This is reflected in the odd minor change in headings, for example, the dropping of the term Organizational from clause 5.3 Roles, responsibilities and authorities, and clause 8.5 is now Exercise programme rather than Exercising and testing.
In many cases this has meant simplification of the requirements of the standard; for example, clause 4.1 Understanding the organization and its context has shrunk from 14 lines to two, with the missing 12 lines reduced to a simple “NOTE”.
Clause 5.2 Management commitment has been merged into 5.1 Leadership and commitment and is now roughly half the length. In fact, overall there are three pages fewer in the 2019 version, although much of that difference is down to fewer terms and definitions – there are a lot fewer of these (31 vs. 55); instead ISO22300 – Security and resilience – Vocabulary has become a Normative reference.

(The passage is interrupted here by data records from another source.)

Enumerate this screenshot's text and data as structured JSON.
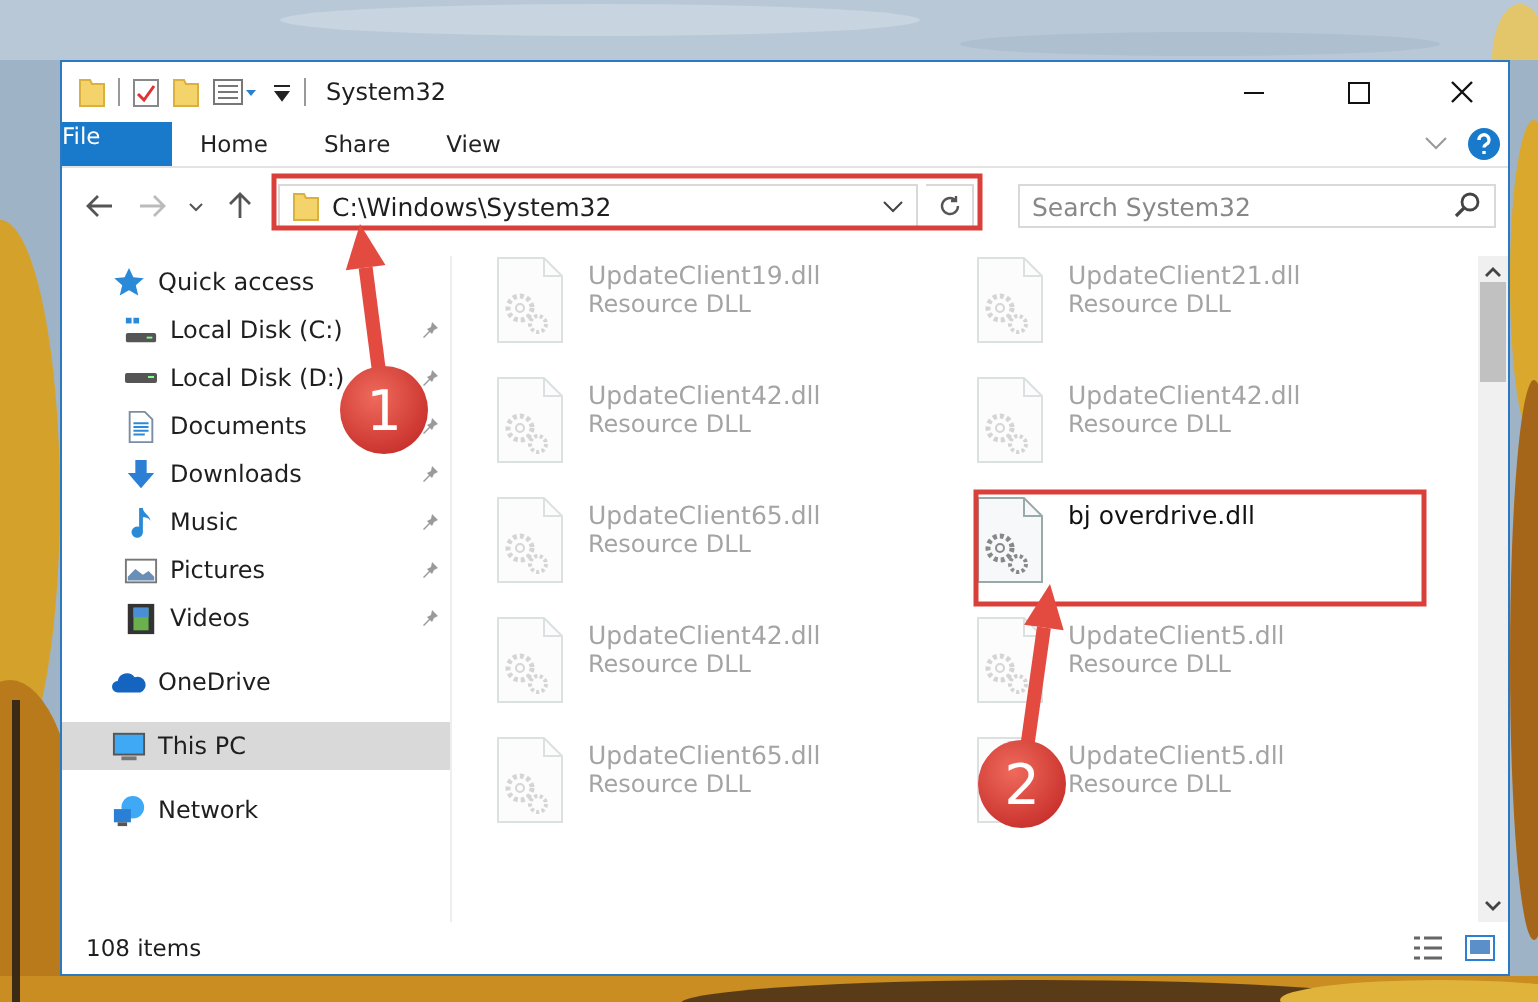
{
  "window": {
    "title": "System32"
  },
  "ribbon": {
    "tabs": [
      {
        "label": "File",
        "kind": "file"
      },
      {
        "label": "Home",
        "kind": "tab"
      },
      {
        "label": "Share",
        "kind": "tab"
      },
      {
        "label": "View",
        "kind": "tab"
      }
    ]
  },
  "address": {
    "path": "C:\\Windows\\System32"
  },
  "search": {
    "placeholder": "Search System32"
  },
  "sidebar": {
    "items": [
      {
        "label": "Quick access",
        "kind": "quick-access",
        "selected": false,
        "children": [
          {
            "label": "Local Disk (C:)",
            "kind": "system-disk",
            "pinned": true
          },
          {
            "label": "Local Disk (D:)",
            "kind": "disk",
            "pinned": true
          },
          {
            "label": "Documents",
            "kind": "documents",
            "pinned": true
          },
          {
            "label": "Downloads",
            "kind": "downloads",
            "pinned": true
          },
          {
            "label": "Music",
            "kind": "music",
            "pinned": true
          },
          {
            "label": "Pictures",
            "kind": "pictures",
            "pinned": true
          },
          {
            "label": "Videos",
            "kind": "videos",
            "pinned": true
          }
        ]
      },
      {
        "label": "OneDrive",
        "kind": "onedrive",
        "selected": false
      },
      {
        "label": "This PC",
        "kind": "this-pc",
        "selected": true
      },
      {
        "label": "Network",
        "kind": "network",
        "selected": false
      }
    ]
  },
  "files": [
    {
      "name": "UpdateClient19.dll",
      "type": "Resource DLL",
      "faded": true
    },
    {
      "name": "UpdateClient21.dll",
      "type": "Resource DLL",
      "faded": true
    },
    {
      "name": "UpdateClient42.dll",
      "type": "Resource DLL",
      "faded": true
    },
    {
      "name": "UpdateClient42.dll",
      "type": "Resource DLL",
      "faded": true
    },
    {
      "name": "UpdateClient65.dll",
      "type": "Resource DLL",
      "faded": true
    },
    {
      "name": "bj overdrive.dll",
      "faded": false
    },
    {
      "name": "UpdateClient42.dll",
      "type": "Resource DLL",
      "faded": true
    },
    {
      "name": "UpdateClient5.dll",
      "type": "Resource DLL",
      "faded": true
    },
    {
      "name": "UpdateClient65.dll",
      "type": "Resource DLL",
      "faded": true
    },
    {
      "name": "UpdateClient5.dll",
      "type": "Resource DLL",
      "faded": true
    }
  ],
  "status_bar": {
    "item_count": "108 items"
  },
  "annotations": {
    "steps": [
      {
        "number": "1"
      },
      {
        "number": "2"
      }
    ]
  }
}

There are also additions. The content of 6.1 Actions to address risks and opportunities has been split into two subsections, as has 6.2 Business continuity objectives and planning to achieve them. A new clause, 6.3 Planning changes to the BCMS, has been included.
Some text has simply been moved. Clause 9.1.2 Evaluation of business continuity procedures has jumped from the Performance evaluation section to the Operation section and is now clause 8.6 Evaluation of business continuity documentation and capabilities.
Possibly the most significant change in the 2019 standard is that Clause 8.3 is now Business continuity strategies and solutions. This is a change that’s worth talking about as the term solutions is a new one; what does the ISO mean by this and how do solutions fit in with strategies, plans and procedures?
Let’s take an example. Based on your business impact analysis and risk assessment, you may decide that the risk of flooding of your main building is something you need to plan for. So you decide that the strategy you will adopt is to relocate to an alternative site if the worst happens.
In order to achieve this strategy, you may need one solution for emergency transport (to get people and other resources to the alternate site), a second for network redirection (so that people working at the alternate site have access to IT systems) and a third for alternate staffing (to ensure those areas of the business that are most important have enough people to support them). So that’s one strategy that makes use of three solutions to achieve it.
There will then be a plan which will set out how a flooding event will be responded to. There may be more than one strategy available to cope with this type of incident, so a choice between strategies may need to be made. If you choose the alternate site strategy, a set of procedures will be invoked to deliver the solutions that make up that strategy.
These will define how to arrange emergency transport, how to redirect the network and how to find more staff. The idea is to create a flexible framework where strategies and solutions may be selected dynamically based on the circumstances, given that what actually happens is rarely what was planned for. So ISO22301 has maybe become a bit more “real world” in its approach.
So what else has changed? Well, there’s a more explicit need to define the impact types used in your business impact analysis (clause 8.2.2) and a need to consider the costs and benefits involved in choosing your strategies and solutions (clause 8.3.3).
A new note makes clear the difference between clause 6.1 Actions to address risks and opportunities (these are to do with the BCMS itself) and clause 8.2.3 Risk assessment (these risks are to do with the disruption of business activities). Generally, the wording has changed in a lot of areas too numerous to mention.
I hope you can see that the 2019 version of ISO22301 is by no means the same document as its predecessor. An assumption is that it may trip you up at audit time if you’re transitioning from one to the other, so be careful.
In our toolkit, we’ve worked hard to address the new version of the standard in a no-nonsense, effective way, always with the obvious thought that business continuity has never been a more important issue than it is today.